For-profit Crozer Health and Prime Healthcare Services Inc., which owns or manages Lower Bucks, Roxborough Memorial, and Suburban Community Hospitals, do not publish financial results.
High costs for travel nurses — a form of temporary staffing involving nurses who move around the country for stints — were a significant factor in the financial challenges at hospitals.
Nationwide, demand for travel nurses employed by AMN Healthcare Services Inc., a large medical staffing firm based in Coppell, Texas, jumped by 2½ times between last year’s second quarter and the end of the year, the company said.
Average pay for travel nurses soared to $3,290 a week in December 2021 from $1,706 in December 2019, the Wall Street Journal reported, citing data from Vivian Health, an online health-care jobs marketplace.
But there are signs of declining demand locally. As the omicron wave of infections slowed, the need for travel nurses waned at Temple, CEO Mike Young told investment analysts last month. “We’re down from 180 to 150 in the number we’re using,” Young said on Feb. 25. Temple employed about 2,400 registered nurses on Dec. 31, according to a bond offering statement.
During the same call, Young said that turnover among nurses with one to three years of experience was a problem at Temple’s Fox Chase Cancer Center, so those nurses were given “a 15% increase all in.”
The average raise there was 4% because nurses with 15 years or more experience “were already very competitive in the marketplace,” Young said. Temple declined to say whether the 15% increase went exclusively to wages or included other costs.
Pay and benefits for nurses and other staff — which account for half the cost of running a hospital, Moody’s Investment Service said — were not the only expense to outpace revenue increases.
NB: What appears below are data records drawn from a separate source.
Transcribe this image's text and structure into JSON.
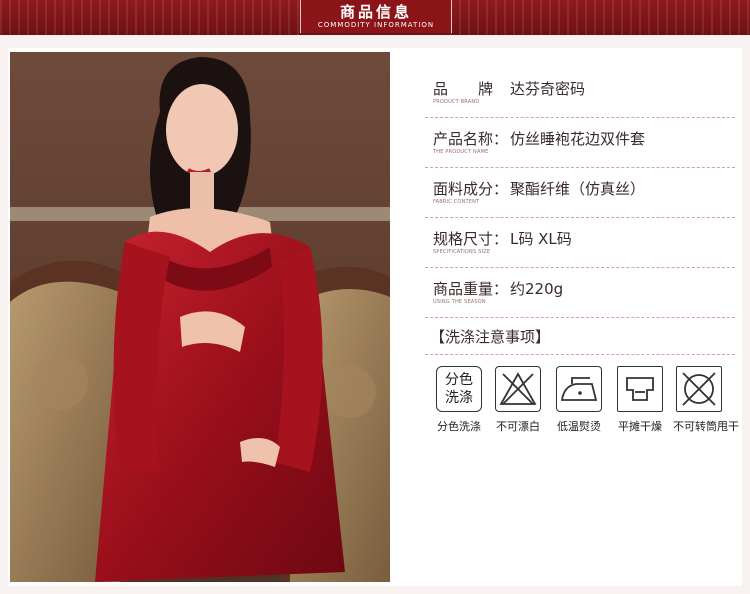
{
  "banner": {
    "title": "商品信息",
    "subtitle": "COMMODITY INFORMATION"
  },
  "info": [
    {
      "label": "品　　牌",
      "value": "达芬奇密码",
      "en": "PRODUCT BRAND"
    },
    {
      "label": "产品名称：",
      "value": "仿丝睡袍花边双件套",
      "en": "THE PRODUCT NAME"
    },
    {
      "label": "面料成分：",
      "value": "聚酯纤维（仿真丝）",
      "en": "FABRIC CONTENT"
    },
    {
      "label": "规格尺寸：",
      "value": "L码 XL码",
      "en": "SPECIFICATIONS SIZE"
    },
    {
      "label": "商品重量：",
      "value": "约220g",
      "en": "USING THE SEASON"
    }
  ],
  "care": {
    "title": "【洗涤注意事项】",
    "items": [
      {
        "label": "分色洗涤",
        "icon": "separate-wash-icon",
        "box_text_1": "分色",
        "box_text_2": "洗涤"
      },
      {
        "label": "不可漂白",
        "icon": "no-bleach-icon"
      },
      {
        "label": "低温熨烫",
        "icon": "low-iron-icon"
      },
      {
        "label": "平摊干燥",
        "icon": "flat-dry-icon"
      },
      {
        "label": "不可转筒甩干",
        "icon": "no-tumble-dry-icon"
      }
    ]
  },
  "colors": {
    "banner": "#7d1418",
    "dress": "#a5141f",
    "dashed": "#d4a3a0"
  }
}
Supply prices also rose sharply, and are not expected to go back down, said Jack Lynch, chief executive of Main Line Health, which had an operating loss of $7 million in the first half of fiscal 2022.
Main Line’s financial report shows that supply expenses climbed 16% in the six months ended Dec. 31, compared with the same period of 2020. By comparison, patient revenue rose only 11%.
“We’re not different than any other industry, except we can’t decide not to buy stuff,” Lynch said. ”We still need all of the supplies, probably more of them.”
And all this is happening without increases in payments from insurers, he added.